# EXERCISE INSTRUCTIONS
Please filter the entries for the word "path" and copy every line that has it.

# EXTRACTED ENTRIES
++++++++

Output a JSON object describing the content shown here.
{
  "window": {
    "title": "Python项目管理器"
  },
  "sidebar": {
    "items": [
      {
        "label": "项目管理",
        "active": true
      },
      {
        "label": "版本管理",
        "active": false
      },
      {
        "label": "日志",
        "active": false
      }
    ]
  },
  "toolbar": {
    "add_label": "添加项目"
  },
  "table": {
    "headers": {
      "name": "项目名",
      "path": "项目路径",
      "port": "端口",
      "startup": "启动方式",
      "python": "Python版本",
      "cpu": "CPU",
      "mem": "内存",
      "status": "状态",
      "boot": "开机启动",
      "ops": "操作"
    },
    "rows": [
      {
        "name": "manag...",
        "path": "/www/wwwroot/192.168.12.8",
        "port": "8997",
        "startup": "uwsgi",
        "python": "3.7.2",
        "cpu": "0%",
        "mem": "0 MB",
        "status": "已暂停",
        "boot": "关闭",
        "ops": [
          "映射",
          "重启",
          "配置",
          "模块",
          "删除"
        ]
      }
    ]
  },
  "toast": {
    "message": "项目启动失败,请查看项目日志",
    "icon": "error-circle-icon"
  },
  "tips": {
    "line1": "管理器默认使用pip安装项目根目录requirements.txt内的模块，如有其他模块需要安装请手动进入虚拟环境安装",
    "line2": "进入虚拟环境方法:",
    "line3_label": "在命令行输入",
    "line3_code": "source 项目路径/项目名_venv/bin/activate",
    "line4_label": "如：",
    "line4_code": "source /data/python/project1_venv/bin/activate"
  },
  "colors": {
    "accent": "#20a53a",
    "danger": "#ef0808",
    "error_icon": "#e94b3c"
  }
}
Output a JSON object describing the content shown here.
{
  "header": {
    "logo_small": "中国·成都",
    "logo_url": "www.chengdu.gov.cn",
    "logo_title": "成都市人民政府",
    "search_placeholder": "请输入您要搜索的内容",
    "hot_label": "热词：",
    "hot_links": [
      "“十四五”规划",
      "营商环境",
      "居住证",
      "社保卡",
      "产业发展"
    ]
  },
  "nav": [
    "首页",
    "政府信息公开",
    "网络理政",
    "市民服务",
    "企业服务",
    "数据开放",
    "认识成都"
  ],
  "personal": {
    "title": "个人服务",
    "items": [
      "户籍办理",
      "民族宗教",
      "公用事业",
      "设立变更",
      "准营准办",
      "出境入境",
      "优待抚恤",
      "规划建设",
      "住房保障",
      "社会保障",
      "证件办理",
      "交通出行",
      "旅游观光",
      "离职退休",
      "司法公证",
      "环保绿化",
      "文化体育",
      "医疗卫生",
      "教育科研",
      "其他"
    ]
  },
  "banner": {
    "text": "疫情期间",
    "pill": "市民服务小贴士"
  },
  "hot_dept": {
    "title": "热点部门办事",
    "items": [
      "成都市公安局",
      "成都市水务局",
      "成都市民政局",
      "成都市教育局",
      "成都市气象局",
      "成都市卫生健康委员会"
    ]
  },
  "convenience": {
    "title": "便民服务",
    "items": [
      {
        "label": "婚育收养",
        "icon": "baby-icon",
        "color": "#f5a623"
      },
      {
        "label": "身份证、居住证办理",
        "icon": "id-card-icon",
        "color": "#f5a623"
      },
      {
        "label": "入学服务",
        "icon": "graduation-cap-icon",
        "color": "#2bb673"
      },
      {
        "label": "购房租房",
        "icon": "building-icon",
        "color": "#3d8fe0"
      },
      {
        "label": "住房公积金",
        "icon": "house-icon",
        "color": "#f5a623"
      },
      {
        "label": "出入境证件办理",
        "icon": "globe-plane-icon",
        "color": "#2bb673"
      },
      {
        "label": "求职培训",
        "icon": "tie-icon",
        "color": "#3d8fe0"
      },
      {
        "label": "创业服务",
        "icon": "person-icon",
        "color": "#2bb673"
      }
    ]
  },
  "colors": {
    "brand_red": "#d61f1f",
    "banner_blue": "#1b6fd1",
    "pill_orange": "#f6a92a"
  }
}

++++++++

# EXERCISE RESULT
      "path": "项目路径",
        "path": "/www/wwwroot/192.168.12.8",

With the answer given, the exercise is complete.